▸ **TASK REQUIREMENTS**
Below are records; report the number of lines in them that include the word "python", with no other text.

▸ **Recorded data**
┌────────

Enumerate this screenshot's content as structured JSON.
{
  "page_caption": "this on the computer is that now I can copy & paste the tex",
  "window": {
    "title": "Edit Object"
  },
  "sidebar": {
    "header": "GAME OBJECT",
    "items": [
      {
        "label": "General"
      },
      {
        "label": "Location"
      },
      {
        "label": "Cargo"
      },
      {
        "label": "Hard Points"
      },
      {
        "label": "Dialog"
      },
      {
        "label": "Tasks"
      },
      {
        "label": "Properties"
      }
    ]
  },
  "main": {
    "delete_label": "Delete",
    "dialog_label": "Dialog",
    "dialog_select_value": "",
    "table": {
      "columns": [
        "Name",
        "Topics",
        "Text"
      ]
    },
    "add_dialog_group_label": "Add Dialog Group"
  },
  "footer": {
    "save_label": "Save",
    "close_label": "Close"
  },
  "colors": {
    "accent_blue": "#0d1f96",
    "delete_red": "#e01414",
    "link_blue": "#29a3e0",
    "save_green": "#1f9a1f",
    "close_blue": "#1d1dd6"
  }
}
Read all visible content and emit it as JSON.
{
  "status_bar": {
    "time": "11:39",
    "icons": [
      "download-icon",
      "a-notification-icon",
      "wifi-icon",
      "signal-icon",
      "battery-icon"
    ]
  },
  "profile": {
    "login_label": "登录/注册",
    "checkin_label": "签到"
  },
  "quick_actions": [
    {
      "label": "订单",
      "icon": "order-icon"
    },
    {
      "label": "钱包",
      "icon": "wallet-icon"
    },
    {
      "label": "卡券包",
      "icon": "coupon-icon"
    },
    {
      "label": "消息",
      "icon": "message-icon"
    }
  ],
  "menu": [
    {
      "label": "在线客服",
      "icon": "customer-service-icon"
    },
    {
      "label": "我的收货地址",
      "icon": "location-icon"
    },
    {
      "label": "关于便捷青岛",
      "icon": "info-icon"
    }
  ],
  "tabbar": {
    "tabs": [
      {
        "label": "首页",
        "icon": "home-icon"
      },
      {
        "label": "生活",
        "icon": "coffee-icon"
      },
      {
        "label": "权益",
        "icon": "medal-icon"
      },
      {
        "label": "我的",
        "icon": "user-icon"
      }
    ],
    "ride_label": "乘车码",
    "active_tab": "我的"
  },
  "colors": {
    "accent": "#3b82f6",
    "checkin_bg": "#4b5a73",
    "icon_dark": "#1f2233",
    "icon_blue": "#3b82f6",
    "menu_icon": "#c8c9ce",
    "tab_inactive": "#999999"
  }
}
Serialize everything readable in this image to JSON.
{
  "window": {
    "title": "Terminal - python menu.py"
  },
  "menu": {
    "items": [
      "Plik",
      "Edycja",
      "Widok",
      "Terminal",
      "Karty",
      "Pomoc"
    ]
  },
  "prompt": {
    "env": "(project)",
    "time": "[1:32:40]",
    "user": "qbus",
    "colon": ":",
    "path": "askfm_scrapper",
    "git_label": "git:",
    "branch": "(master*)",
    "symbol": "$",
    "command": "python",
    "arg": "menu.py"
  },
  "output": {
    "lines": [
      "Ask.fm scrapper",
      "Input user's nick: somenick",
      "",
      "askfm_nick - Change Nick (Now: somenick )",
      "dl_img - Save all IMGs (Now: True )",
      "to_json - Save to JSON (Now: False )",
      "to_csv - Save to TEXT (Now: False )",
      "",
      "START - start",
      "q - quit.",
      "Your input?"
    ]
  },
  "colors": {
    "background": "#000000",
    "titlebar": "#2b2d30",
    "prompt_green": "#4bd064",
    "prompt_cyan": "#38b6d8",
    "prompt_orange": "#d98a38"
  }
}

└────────

▸ **FINISHED TASK**
2